**How to complete this task**
Leaving out all pictures, return the records word for word.

Data about app and page elements:
== Segment start ==
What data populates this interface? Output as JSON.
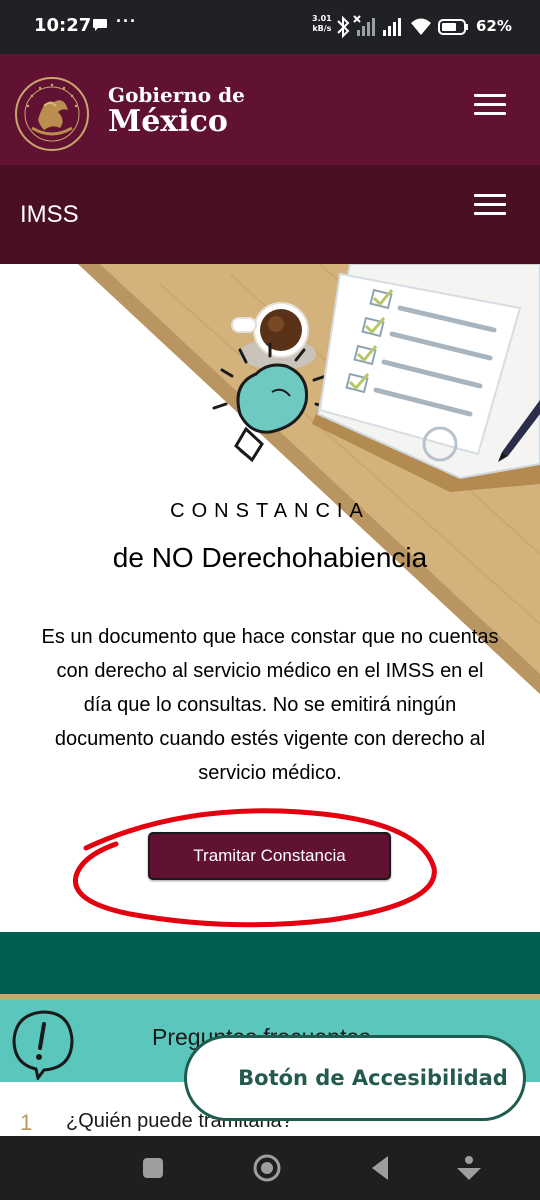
{
  "status_bar": {
    "time": "10:27",
    "more": "···",
    "net_speed_value": "3.01",
    "net_speed_unit": "kB/s",
    "battery": "62%"
  },
  "gobierno": {
    "line1": "Gobierno de",
    "line2": "México",
    "seal_text": "ESTADOS UNIDOS MEXICANOS",
    "menu_icon": "hamburger-icon"
  },
  "imss": {
    "label": "IMSS",
    "menu_icon": "hamburger-icon"
  },
  "hero": {
    "eyebrow": "CONSTANCIA",
    "title": "de NO Derechohabiencia",
    "description": "Es un documento que hace constar que no cuentas con derecho al servicio médico en el IMSS en el día que lo consultas. No se emitirá ningún documento cuando estés vigente con derecho al servicio médico.",
    "button_label": "Tramitar Constancia"
  },
  "faq": {
    "title": "Preguntas frecuentes",
    "items": [
      {
        "number": "1",
        "question": "¿Quién puede tramitarla?"
      }
    ]
  },
  "accessibility_button": "Botón de Accesibilidad",
  "colors": {
    "guinda": "#611232",
    "guinda_dark": "#4a0f25",
    "green": "#005f4f",
    "teal": "#5bc6bc",
    "gold": "#c8a96b",
    "scribble_red": "#e3000f"
  }
}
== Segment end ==
**Written reply**
What data populates this interface? Output as JSON.
{
  "status_bar": {
    "time": "10:27",
    "more": "···",
    "net_speed_value": "3.01",
    "net_speed_unit": "kB/s",
    "battery": "62%"
  },
  "gobierno": {
    "line1": "Gobierno de",
    "line2": "México",
    "seal_text": "ESTADOS UNIDOS MEXICANOS",
    "menu_icon": "hamburger-icon"
  },
  "imss": {
    "label": "IMSS",
    "menu_icon": "hamburger-icon"
  },
  "hero": {
    "eyebrow": "CONSTANCIA",
    "title": "de NO Derechohabiencia",
    "description": "Es un documento que hace constar que no cuentas con derecho al servicio médico en el IMSS en el día que lo consultas. No se emitirá ningún documento cuando estés vigente con derecho al servicio médico.",
    "button_label": "Tramitar Constancia"
  },
  "faq": {
    "title": "Preguntas frecuentes",
    "items": [
      {
        "number": "1",
        "question": "¿Quién puede tramitarla?"
      }
    ]
  },
  "accessibility_button": "Botón de Accesibilidad",
  "colors": {
    "guinda": "#611232",
    "guinda_dark": "#4a0f25",
    "green": "#005f4f",
    "teal": "#5bc6bc",
    "gold": "#c8a96b",
    "scribble_red": "#e3000f"
  }
}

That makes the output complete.